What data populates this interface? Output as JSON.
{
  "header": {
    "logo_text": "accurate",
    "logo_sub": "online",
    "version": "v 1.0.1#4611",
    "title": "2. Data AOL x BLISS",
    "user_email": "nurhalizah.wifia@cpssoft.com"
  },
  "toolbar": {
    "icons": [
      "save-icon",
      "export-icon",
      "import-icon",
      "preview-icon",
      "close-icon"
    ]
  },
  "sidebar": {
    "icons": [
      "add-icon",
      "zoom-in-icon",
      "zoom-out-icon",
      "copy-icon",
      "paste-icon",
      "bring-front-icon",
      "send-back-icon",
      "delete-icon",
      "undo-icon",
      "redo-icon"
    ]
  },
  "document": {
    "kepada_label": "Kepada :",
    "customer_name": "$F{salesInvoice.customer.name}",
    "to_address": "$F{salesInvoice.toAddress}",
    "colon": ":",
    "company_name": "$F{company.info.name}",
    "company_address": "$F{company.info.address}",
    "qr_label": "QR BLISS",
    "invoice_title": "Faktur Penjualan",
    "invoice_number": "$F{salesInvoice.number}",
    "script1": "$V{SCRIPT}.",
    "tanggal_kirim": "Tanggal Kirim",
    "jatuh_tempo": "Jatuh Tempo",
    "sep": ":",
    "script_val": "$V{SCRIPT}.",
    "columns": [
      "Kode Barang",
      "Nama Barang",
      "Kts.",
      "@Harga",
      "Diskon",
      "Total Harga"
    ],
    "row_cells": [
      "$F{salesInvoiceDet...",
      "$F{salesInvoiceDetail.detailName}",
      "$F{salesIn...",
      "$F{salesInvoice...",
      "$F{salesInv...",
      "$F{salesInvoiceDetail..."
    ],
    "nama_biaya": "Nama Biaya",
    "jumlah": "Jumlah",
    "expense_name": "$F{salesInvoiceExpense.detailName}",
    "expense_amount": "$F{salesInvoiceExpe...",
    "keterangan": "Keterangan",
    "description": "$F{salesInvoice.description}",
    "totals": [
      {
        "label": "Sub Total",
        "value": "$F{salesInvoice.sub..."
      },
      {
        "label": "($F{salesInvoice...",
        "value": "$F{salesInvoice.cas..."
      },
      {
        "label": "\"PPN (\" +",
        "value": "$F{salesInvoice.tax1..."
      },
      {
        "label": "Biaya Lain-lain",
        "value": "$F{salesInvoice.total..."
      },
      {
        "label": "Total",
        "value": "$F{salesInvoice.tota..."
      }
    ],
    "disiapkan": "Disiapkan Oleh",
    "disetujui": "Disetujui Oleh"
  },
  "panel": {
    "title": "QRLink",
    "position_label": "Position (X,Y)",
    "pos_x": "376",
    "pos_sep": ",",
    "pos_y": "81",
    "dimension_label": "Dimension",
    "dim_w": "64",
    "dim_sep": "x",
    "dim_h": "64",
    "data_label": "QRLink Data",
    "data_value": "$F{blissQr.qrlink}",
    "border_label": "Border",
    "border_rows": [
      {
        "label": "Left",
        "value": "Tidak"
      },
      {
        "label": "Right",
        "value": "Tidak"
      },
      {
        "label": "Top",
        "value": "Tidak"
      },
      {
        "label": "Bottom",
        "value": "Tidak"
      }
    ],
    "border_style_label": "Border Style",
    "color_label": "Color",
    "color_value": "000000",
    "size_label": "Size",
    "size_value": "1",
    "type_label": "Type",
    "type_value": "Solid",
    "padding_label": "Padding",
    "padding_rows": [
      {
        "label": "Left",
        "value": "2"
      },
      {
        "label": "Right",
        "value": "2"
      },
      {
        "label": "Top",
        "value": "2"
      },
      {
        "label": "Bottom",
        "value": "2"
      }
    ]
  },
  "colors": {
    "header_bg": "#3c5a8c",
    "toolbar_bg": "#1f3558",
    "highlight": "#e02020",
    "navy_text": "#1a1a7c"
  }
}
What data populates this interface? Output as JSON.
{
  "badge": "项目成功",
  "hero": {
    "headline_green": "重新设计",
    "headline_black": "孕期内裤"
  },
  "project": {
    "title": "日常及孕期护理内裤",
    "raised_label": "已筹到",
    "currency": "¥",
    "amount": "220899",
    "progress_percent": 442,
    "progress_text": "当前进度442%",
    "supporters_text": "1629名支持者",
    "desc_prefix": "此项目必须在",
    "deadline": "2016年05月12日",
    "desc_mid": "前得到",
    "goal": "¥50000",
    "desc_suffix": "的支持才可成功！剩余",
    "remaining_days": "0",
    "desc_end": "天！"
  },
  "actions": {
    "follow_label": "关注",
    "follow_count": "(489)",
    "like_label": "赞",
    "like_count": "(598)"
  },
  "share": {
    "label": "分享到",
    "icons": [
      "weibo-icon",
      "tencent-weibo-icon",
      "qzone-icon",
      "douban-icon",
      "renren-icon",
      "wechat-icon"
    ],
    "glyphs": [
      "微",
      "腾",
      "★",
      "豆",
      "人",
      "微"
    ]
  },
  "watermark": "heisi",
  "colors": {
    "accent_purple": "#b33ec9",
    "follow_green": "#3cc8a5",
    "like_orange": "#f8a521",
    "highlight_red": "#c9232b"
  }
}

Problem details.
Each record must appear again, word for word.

Response for this exercise.
What data populates this interface? Output as JSON.
{
  "header": {
    "logo_text": "accurate",
    "logo_sub": "online",
    "version": "v 1.0.1#4611",
    "title": "2. Data AOL x BLISS",
    "user_email": "nurhalizah.wifia@cpssoft.com"
  },
  "toolbar": {
    "icons": [
      "save-icon",
      "export-icon",
      "import-icon",
      "preview-icon",
      "close-icon"
    ]
  },
  "sidebar": {
    "icons": [
      "add-icon",
      "zoom-in-icon",
      "zoom-out-icon",
      "copy-icon",
      "paste-icon",
      "bring-front-icon",
      "send-back-icon",
      "delete-icon",
      "undo-icon",
      "redo-icon"
    ]
  },
  "document": {
    "kepada_label": "Kepada :",
    "customer_name": "$F{salesInvoice.customer.name}",
    "to_address": "$F{salesInvoice.toAddress}",
    "colon": ":",
    "company_name": "$F{company.info.name}",
    "company_address": "$F{company.info.address}",
    "qr_label": "QR BLISS",
    "invoice_title": "Faktur Penjualan",
    "invoice_number": "$F{salesInvoice.number}",
    "script1": "$V{SCRIPT}.",
    "tanggal_kirim": "Tanggal Kirim",
    "jatuh_tempo": "Jatuh Tempo",
    "sep": ":",
    "script_val": "$V{SCRIPT}.",
    "columns": [
      "Kode Barang",
      "Nama Barang",
      "Kts.",
      "@Harga",
      "Diskon",
      "Total Harga"
    ],
    "row_cells": [
      "$F{salesInvoiceDet...",
      "$F{salesInvoiceDetail.detailName}",
      "$F{salesIn...",
      "$F{salesInvoice...",
      "$F{salesInv...",
      "$F{salesInvoiceDetail..."
    ],
    "nama_biaya": "Nama Biaya",
    "jumlah": "Jumlah",
    "expense_name": "$F{salesInvoiceExpense.detailName}",
    "expense_amount": "$F{salesInvoiceExpe...",
    "keterangan": "Keterangan",
    "description": "$F{salesInvoice.description}",
    "totals": [
      {
        "label": "Sub Total",
        "value": "$F{salesInvoice.sub..."
      },
      {
        "label": "($F{salesInvoice...",
        "value": "$F{salesInvoice.cas..."
      },
      {
        "label": "\"PPN (\" +",
        "value": "$F{salesInvoice.tax1..."
      },
      {
        "label": "Biaya Lain-lain",
        "value": "$F{salesInvoice.total..."
      },
      {
        "label": "Total",
        "value": "$F{salesInvoice.tota..."
      }
    ],
    "disiapkan": "Disiapkan Oleh",
    "disetujui": "Disetujui Oleh"
  },
  "panel": {
    "title": "QRLink",
    "position_label": "Position (X,Y)",
    "pos_x": "376",
    "pos_sep": ",",
    "pos_y": "81",
    "dimension_label": "Dimension",
    "dim_w": "64",
    "dim_sep": "x",
    "dim_h": "64",
    "data_label": "QRLink Data",
    "data_value": "$F{blissQr.qrlink}",
    "border_label": "Border",
    "border_rows": [
      {
        "label": "Left",
        "value": "Tidak"
      },
      {
        "label": "Right",
        "value": "Tidak"
      },
      {
        "label": "Top",
        "value": "Tidak"
      },
      {
        "label": "Bottom",
        "value": "Tidak"
      }
    ],
    "border_style_label": "Border Style",
    "color_label": "Color",
    "color_value": "000000",
    "size_label": "Size",
    "size_value": "1",
    "type_label": "Type",
    "type_value": "Solid",
    "padding_label": "Padding",
    "padding_rows": [
      {
        "label": "Left",
        "value": "2"
      },
      {
        "label": "Right",
        "value": "2"
      },
      {
        "label": "Top",
        "value": "2"
      },
      {
        "label": "Bottom",
        "value": "2"
      }
    ]
  },
  "colors": {
    "header_bg": "#3c5a8c",
    "toolbar_bg": "#1f3558",
    "highlight": "#e02020",
    "navy_text": "#1a1a7c"
  }
}
What data populates this interface? Output as JSON.
{
  "badge": "项目成功",
  "hero": {
    "headline_green": "重新设计",
    "headline_black": "孕期内裤"
  },
  "project": {
    "title": "日常及孕期护理内裤",
    "raised_label": "已筹到",
    "currency": "¥",
    "amount": "220899",
    "progress_percent": 442,
    "progress_text": "当前进度442%",
    "supporters_text": "1629名支持者",
    "desc_prefix": "此项目必须在",
    "deadline": "2016年05月12日",
    "desc_mid": "前得到",
    "goal": "¥50000",
    "desc_suffix": "的支持才可成功！剩余",
    "remaining_days": "0",
    "desc_end": "天！"
  },
  "actions": {
    "follow_label": "关注",
    "follow_count": "(489)",
    "like_label": "赞",
    "like_count": "(598)"
  },
  "share": {
    "label": "分享到",
    "icons": [
      "weibo-icon",
      "tencent-weibo-icon",
      "qzone-icon",
      "douban-icon",
      "renren-icon",
      "wechat-icon"
    ],
    "glyphs": [
      "微",
      "腾",
      "★",
      "豆",
      "人",
      "微"
    ]
  },
  "watermark": "heisi",
  "colors": {
    "accent_purple": "#b33ec9",
    "follow_green": "#3cc8a5",
    "like_orange": "#f8a521",
    "highlight_red": "#c9232b"
  }
}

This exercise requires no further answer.